5 years ago

Heterogeneity of Stop Codon Readthrough in Single Bacterial Cells and Implications for Population Fitness

Heterogeneity of Stop Codon Readthrough in Single Bacterial Cells and Implications for Population Fitness
Gene expression noise (heterogeneity) leads to phenotypic diversity among isogenic individual cells. Our current understanding of gene expression noise is mostly limited to transcription, as separating translational noise from transcriptional noise has been challenging. It also remains unclear how translational heterogeneity originates. Using a transcription-normalized reporter system, we discovered that stop codon readthrough is heterogeneous among single cells, and individual cells with higher UGA readthrough grow faster from stationary phase. Our work also revealed that individual cells with lower protein synthesis levels exhibited higher UGA readthrough, which was confirmed with ribosome-targeting antibiotics (e.g., chloramphenicol). Further experiments and mathematical modeling suggest that varied competition between ternary complexes and release factors perturbs the UGA readthrough level. Our results indicate that fluctuations in the concentrations of translational components lead to UGA readthrough heterogeneity among single cells, which enhances phenotypic diversity of the genetically identical population and facilitates its adaptation to changing environments.

Graphical abstract



Protein synthesis accuracy is important for cell physiology and has been mostly studied at the population level. Fan et al. develop a dual-reporter system to quantitate protein synthesis errors in single bacterial cells and show that slowing protein synthesis increases some translational errors, namely readthrough of stop codons.

Publisher URL: www.sciencedirect.com/science

DOI: S109727651730504X

You might also like
Discover & Discuss Important Research

Keeping up-to-date with research can feel impossible, with papers being published faster than you'll ever be able to read them. That's where Researcher comes in: we're simplifying discovery and making important discussions happen. With over 19,000 sources, including peer-reviewed journals, preprints, blogs, universities, podcasts and Live events across 10 research areas, you'll never miss what's important to you. It's like social media, but better. Oh, and we should mention - it's free.

  • Download from Google Play
  • Download from App Store
  • Download from AppInChina
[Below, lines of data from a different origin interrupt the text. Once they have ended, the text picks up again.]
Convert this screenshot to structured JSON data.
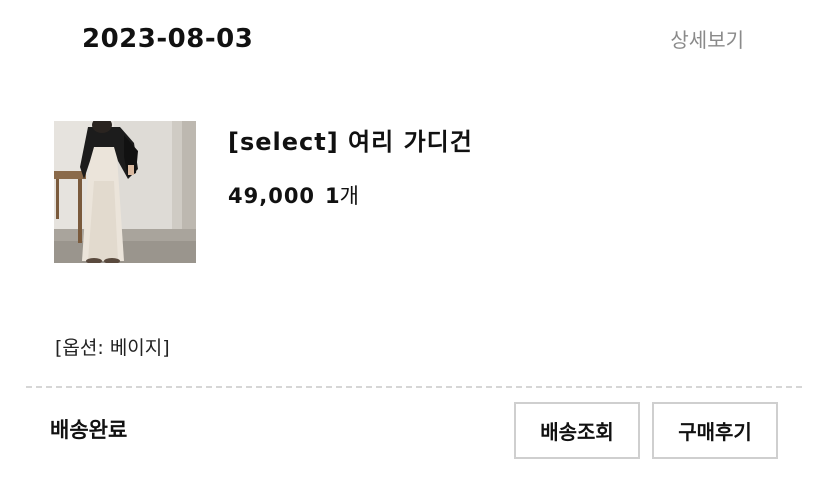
{
  "order": {
    "date": "2023-08-03",
    "detail_link": "상세보기"
  },
  "product": {
    "name": "[select] 여리 가디건",
    "price": "49,000",
    "quantity_number": "1",
    "quantity_unit": "개",
    "option": "[옵션: 베이지]",
    "image_icon": "product-photo"
  },
  "status": {
    "label": "배송완료"
  },
  "actions": {
    "track_label": "배송조회",
    "review_label": "구매후기"
  },
  "colors": {
    "text": "#111111",
    "link_gray": "#8a8a8a",
    "border": "#cfcfcf",
    "divider": "#d6d6d6"
  }
}
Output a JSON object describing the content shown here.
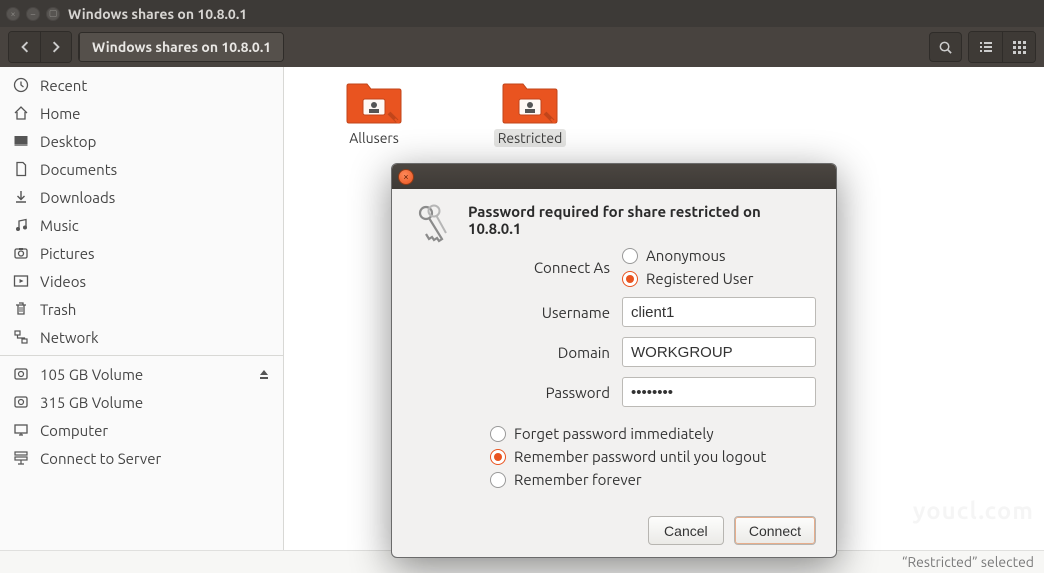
{
  "titlebar": {
    "title": "Windows shares on 10.8.0.1"
  },
  "toolbar": {
    "path_segment": "Windows shares on 10.8.0.1"
  },
  "sidebar": {
    "items": [
      {
        "label": "Recent",
        "icon": "clock-icon"
      },
      {
        "label": "Home",
        "icon": "home-icon"
      },
      {
        "label": "Desktop",
        "icon": "desktop-icon"
      },
      {
        "label": "Documents",
        "icon": "documents-icon"
      },
      {
        "label": "Downloads",
        "icon": "downloads-icon"
      },
      {
        "label": "Music",
        "icon": "music-icon"
      },
      {
        "label": "Pictures",
        "icon": "pictures-icon"
      },
      {
        "label": "Videos",
        "icon": "videos-icon"
      },
      {
        "label": "Trash",
        "icon": "trash-icon"
      },
      {
        "label": "Network",
        "icon": "network-icon"
      }
    ],
    "items2": [
      {
        "label": "105 GB Volume",
        "icon": "disk-icon",
        "eject": true
      },
      {
        "label": "315 GB Volume",
        "icon": "disk-icon"
      },
      {
        "label": "Computer",
        "icon": "computer-icon"
      },
      {
        "label": "Connect to Server",
        "icon": "connect-server-icon"
      }
    ]
  },
  "files": [
    {
      "label": "Allusers",
      "selected": false
    },
    {
      "label": "Restricted",
      "selected": true
    }
  ],
  "statusbar": {
    "text": "“Restricted” selected"
  },
  "watermark": "youcl.com",
  "dialog": {
    "title": "Password required for share restricted on 10.8.0.1",
    "connect_as_label": "Connect As",
    "radio_anonymous": "Anonymous",
    "radio_registered": "Registered User",
    "username_label": "Username",
    "username_value": "client1",
    "domain_label": "Domain",
    "domain_value": "WORKGROUP",
    "password_label": "Password",
    "password_value": "••••••••",
    "remember_forget": "Forget password immediately",
    "remember_logout": "Remember password until you logout",
    "remember_forever": "Remember forever",
    "cancel_label": "Cancel",
    "connect_label": "Connect"
  }
}
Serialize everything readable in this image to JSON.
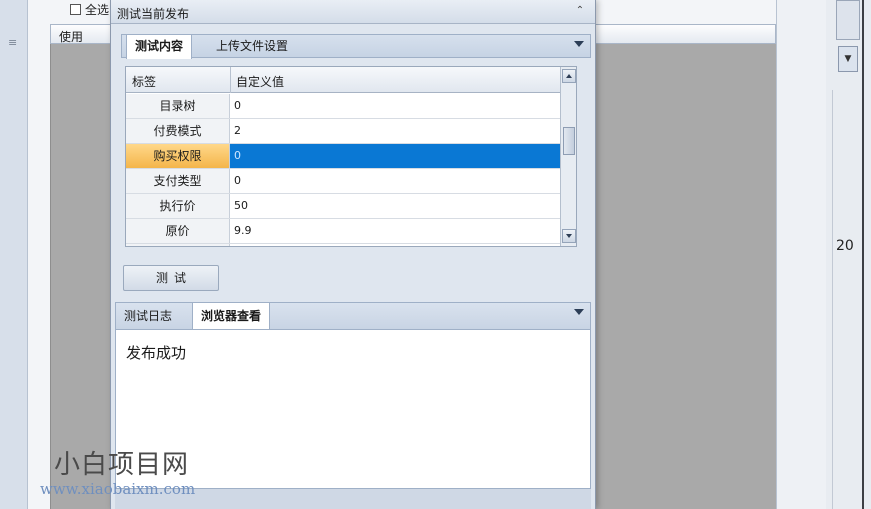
{
  "background": {
    "select_all_label": "全选",
    "column_header": "使用",
    "right_number": "20"
  },
  "dialog": {
    "title": "测试当前发布",
    "tabs": [
      {
        "label": "测试内容",
        "active": true
      },
      {
        "label": "上传文件设置",
        "active": false
      }
    ],
    "grid": {
      "headers": [
        "标签",
        "自定义值"
      ],
      "rows": [
        {
          "key": "目录树",
          "value": "0"
        },
        {
          "key": "付费模式",
          "value": "2"
        },
        {
          "key": "购买权限",
          "value": "0",
          "selected": true
        },
        {
          "key": "支付类型",
          "value": "0"
        },
        {
          "key": "执行价",
          "value": "50"
        },
        {
          "key": "原价",
          "value": "9.9"
        }
      ]
    },
    "test_button": "测试",
    "log_tabs": [
      {
        "label": "测试日志",
        "active": false
      },
      {
        "label": "浏览器查看",
        "active": true
      }
    ],
    "log_message": "发布成功"
  },
  "watermark": {
    "text": "小白项目网",
    "url": "www.xiaobaixm.com"
  },
  "colors": {
    "selection": "#0a78d4",
    "selected_label": "#f4b54a"
  }
}
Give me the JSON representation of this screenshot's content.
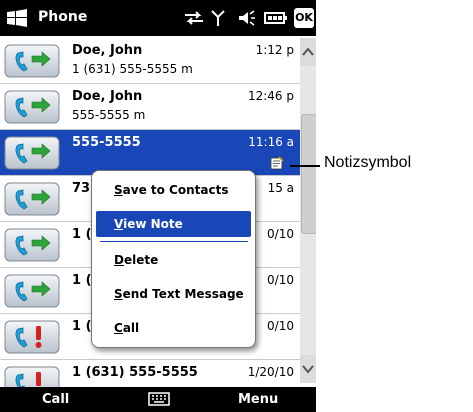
{
  "titlebar": {
    "app_title": "Phone",
    "ok_label": "OK",
    "icons": [
      "windows-start-icon",
      "sync-icon",
      "signal-icon",
      "volume-icon",
      "battery-icon"
    ]
  },
  "call_log": [
    {
      "name": "Doe, John",
      "detail": "1 (631) 555-5555 m",
      "time": "1:12 p",
      "type": "outgoing",
      "selected": false
    },
    {
      "name": "Doe, John",
      "detail": "555-5555 m",
      "time": "12:46 p",
      "type": "outgoing",
      "selected": false
    },
    {
      "name": "555-5555",
      "detail": "",
      "time": "11:16 a",
      "type": "outgoing",
      "selected": true,
      "has_note": true
    },
    {
      "name": "73",
      "detail": "",
      "time": "15 a",
      "type": "outgoing",
      "selected": false
    },
    {
      "name": "1 (",
      "detail": "",
      "time": "0/10",
      "type": "outgoing",
      "selected": false
    },
    {
      "name": "1 (",
      "detail": "",
      "time": "0/10",
      "type": "outgoing",
      "selected": false
    },
    {
      "name": "1 (",
      "detail": "",
      "time": "0/10",
      "type": "missed",
      "selected": false
    },
    {
      "name": "1 (631) 555-5555",
      "detail": "",
      "time": "1/20/10",
      "type": "missed",
      "selected": false
    }
  ],
  "context_menu": {
    "items": [
      {
        "label": "Save to Contacts",
        "active": false
      },
      {
        "label": "View Note",
        "active": true
      },
      {
        "label": "Delete",
        "active": false
      },
      {
        "label": "Send Text Message",
        "active": false
      },
      {
        "label": "Call",
        "active": false
      }
    ]
  },
  "softkeys": {
    "left": "Call",
    "right": "Menu",
    "center_icon": "keyboard-icon"
  },
  "annotation": {
    "label": "Notizsymbol"
  },
  "colors": {
    "selection": "#1a47b8",
    "bar": "#000000",
    "outgoing_icon": "#2fa43a",
    "missed_icon": "#d42020"
  }
}
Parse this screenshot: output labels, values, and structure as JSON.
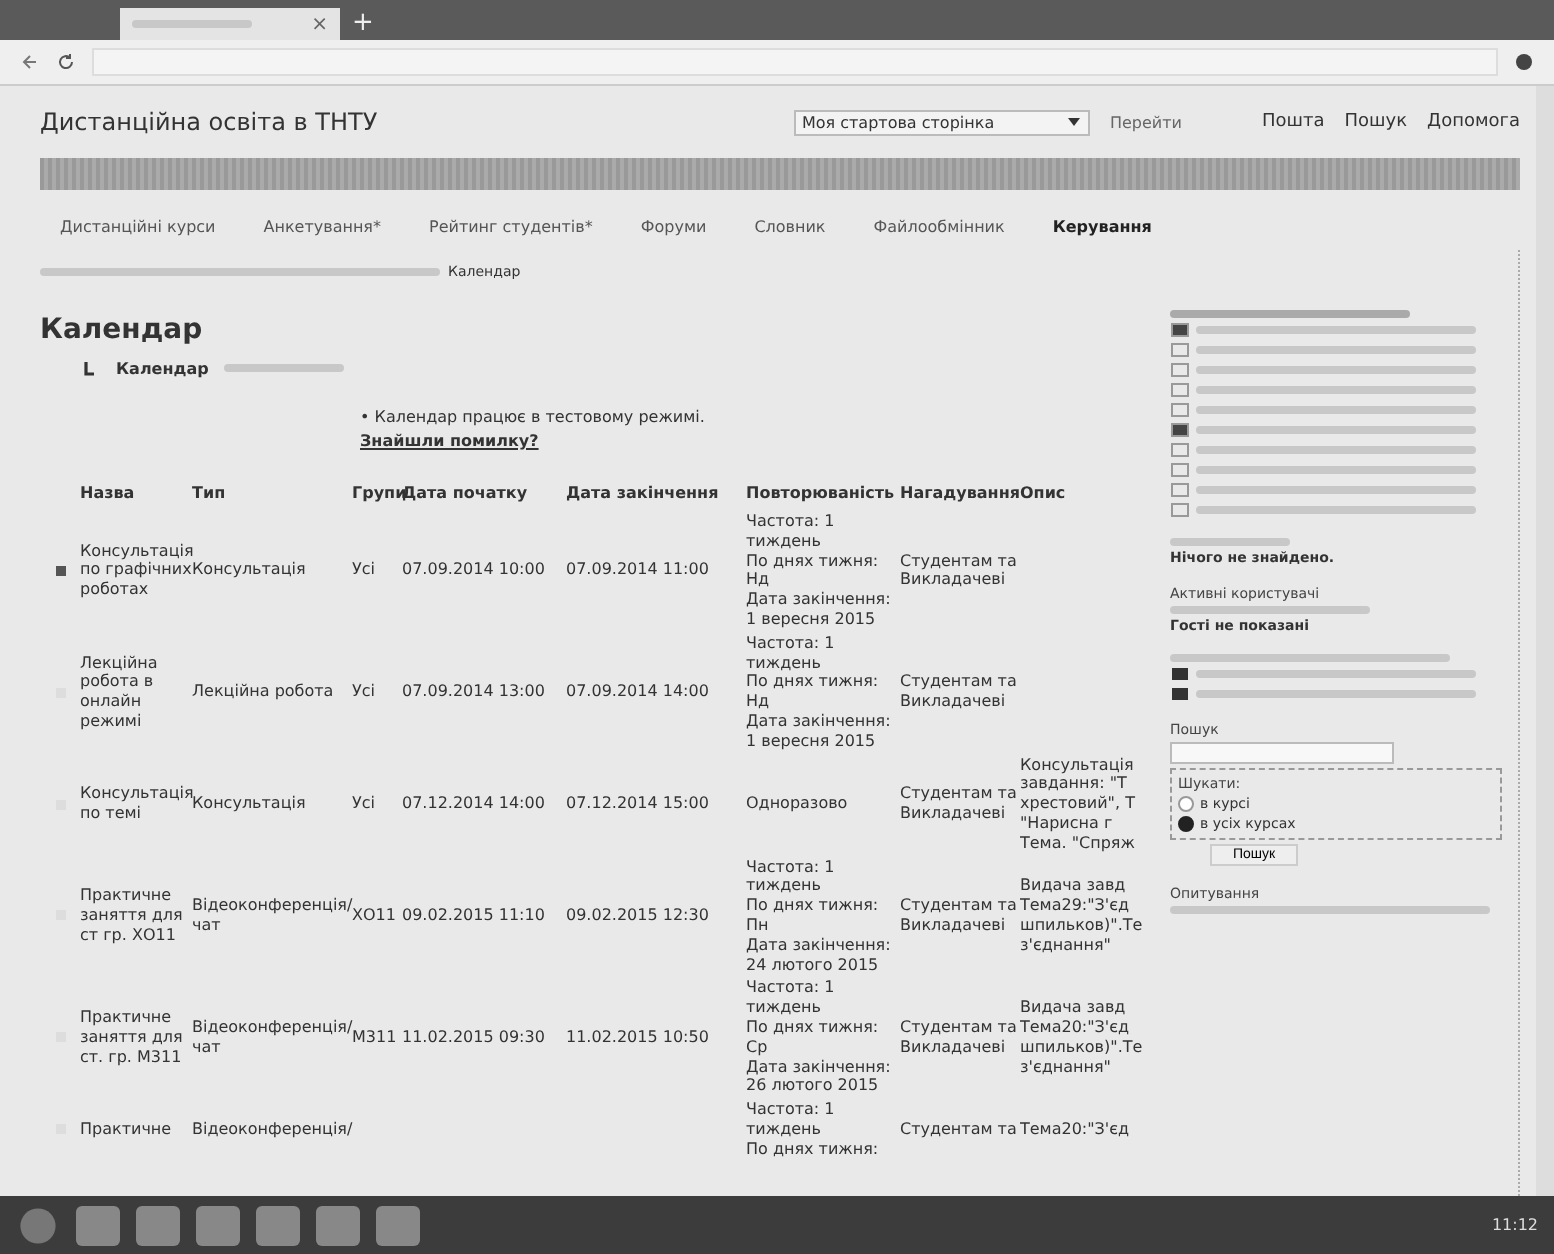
{
  "browser": {
    "tab_close": "×",
    "new_tab": "+"
  },
  "header": {
    "site_title": "Дистанційна освіта в ТНТУ",
    "start_select": "Моя стартова сторінка",
    "go_button": "Перейти",
    "links": [
      "Пошта",
      "Пошук",
      "Допомога"
    ]
  },
  "nav": [
    {
      "label": "Дистанційні курси",
      "selected": false
    },
    {
      "label": "Анкетування*",
      "selected": false
    },
    {
      "label": "Рейтинг студентів*",
      "selected": false
    },
    {
      "label": "Форуми",
      "selected": false
    },
    {
      "label": "Словник",
      "selected": false
    },
    {
      "label": "Файлообмінник",
      "selected": false
    },
    {
      "label": "Керування",
      "selected": true
    }
  ],
  "breadcrumb_current": "Календар",
  "page_title": "Календар",
  "subtab": "Календар",
  "notice": {
    "text": "• Календар працює в тестовому режимі.",
    "link": "Знайшли помилку?"
  },
  "table": {
    "columns": [
      "Назва",
      "Тип",
      "Групи",
      "Дата початку",
      "Дата закінчення",
      "Повторюваність",
      "Нагадування",
      "Опис"
    ],
    "rows": [
      {
        "selected": true,
        "name": "Консультація по графічних роботах",
        "type": "Консультація",
        "groups": "Усі",
        "start": "07.09.2014 10:00",
        "end": "07.09.2014 11:00",
        "repeat": [
          "Частота: 1",
          "тиждень",
          "По днях тижня:",
          "Нд",
          "Дата закінчення:",
          "1 вересня 2015"
        ],
        "notify": [
          "Студентам та",
          "Викладачеві"
        ],
        "desc": []
      },
      {
        "selected": false,
        "name": "Лекційна робота в онлайн режимі",
        "type": "Лекційна робота",
        "groups": "Усі",
        "start": "07.09.2014 13:00",
        "end": "07.09.2014 14:00",
        "repeat": [
          "Частота: 1",
          "тиждень",
          "По днях тижня:",
          "Нд",
          "Дата закінчення:",
          "1 вересня 2015"
        ],
        "notify": [
          "Студентам та",
          "Викладачеві"
        ],
        "desc": []
      },
      {
        "selected": false,
        "name": "Консультація по темі",
        "type": "Консультація",
        "groups": "Усі",
        "start": "07.12.2014 14:00",
        "end": "07.12.2014 15:00",
        "repeat": [
          "Одноразово"
        ],
        "notify": [
          "Студентам та",
          "Викладачеві"
        ],
        "desc": [
          "Консультація",
          "завдання: \"Т",
          "хрестовий\", Т",
          "\"Нарисна г",
          "Тема. \"Спряж"
        ]
      },
      {
        "selected": false,
        "name": "Практичне заняття для ст гр. ХО11",
        "type": "Відеоконференція/чат",
        "groups": "ХО11",
        "start": "09.02.2015 11:10",
        "end": "09.02.2015 12:30",
        "repeat": [
          "Частота: 1",
          "тиждень",
          "По днях тижня:",
          "Пн",
          "Дата закінчення:",
          "24 лютого 2015"
        ],
        "notify": [
          "Студентам та",
          "Викладачеві"
        ],
        "desc": [
          "Видача завд",
          "Тема29:\"З'єд",
          "шпильков)\".Те",
          "з'єднання\""
        ]
      },
      {
        "selected": false,
        "name": "Практичне заняття для ст. гр. М311",
        "type": "Відеоконференція/чат",
        "groups": "М311",
        "start": "11.02.2015 09:30",
        "end": "11.02.2015 10:50",
        "repeat": [
          "Частота: 1",
          "тиждень",
          "По днях тижня:",
          "Ср",
          "Дата закінчення:",
          "26 лютого 2015"
        ],
        "notify": [
          "Студентам та",
          "Викладачеві"
        ],
        "desc": [
          "Видача завд",
          "Тема20:\"З'єд",
          "шпильков)\".Те",
          "з'єднання\""
        ]
      },
      {
        "selected": false,
        "name": "Практичне",
        "type": "Відеоконференція/",
        "groups": "",
        "start": "",
        "end": "",
        "repeat": [
          "Частота: 1",
          "тиждень",
          "По днях тижня:"
        ],
        "notify": [
          "Студентам та"
        ],
        "desc": [
          "Тема20:\"З'єд"
        ]
      }
    ]
  },
  "sidebar": {
    "events_empty": "Нічого не знайдено.",
    "online_title": "Активні користувачі",
    "online_guests": "Гості не показані",
    "search_title": "Пошук",
    "search_scope_label": "Шукати:",
    "scopes": [
      {
        "label": "в курсі",
        "selected": false
      },
      {
        "label": "в усіх курсах",
        "selected": true
      }
    ],
    "search_button": "Пошук",
    "poll_title": "Опитування"
  },
  "taskbar": {
    "time": "11:12"
  }
}
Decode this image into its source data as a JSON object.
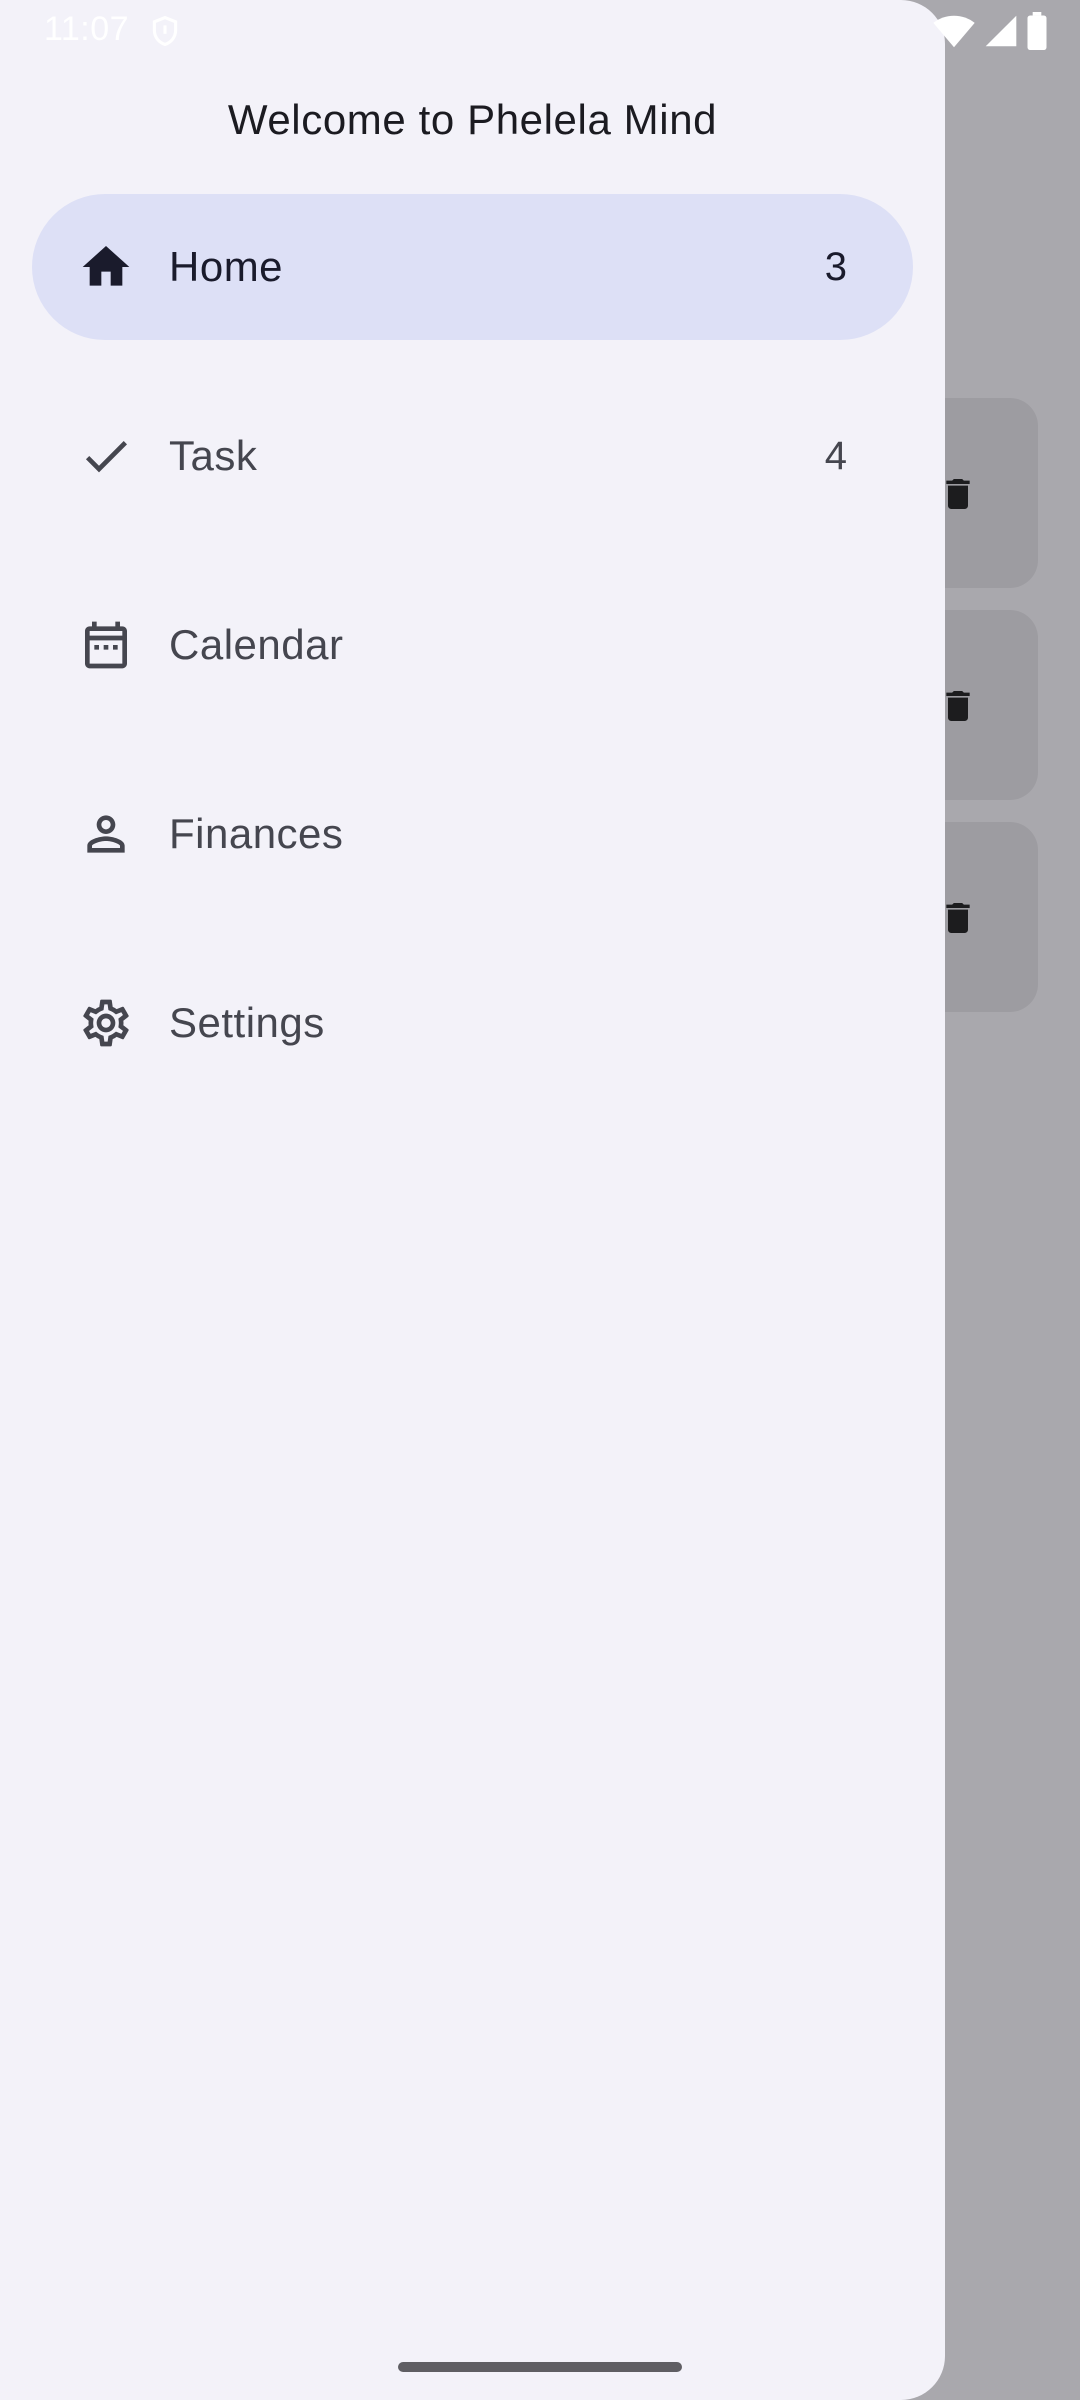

Researcher displays publicly available abstracts and doesn’t host any full article content. If the content is open access, we will direct clicks from the abstracts to the publisher website and display the PDF copy on our platform. Clicks to view the full text will be directed to the publisher website, where only users with subscriptions or access through their institution are able to view the full article.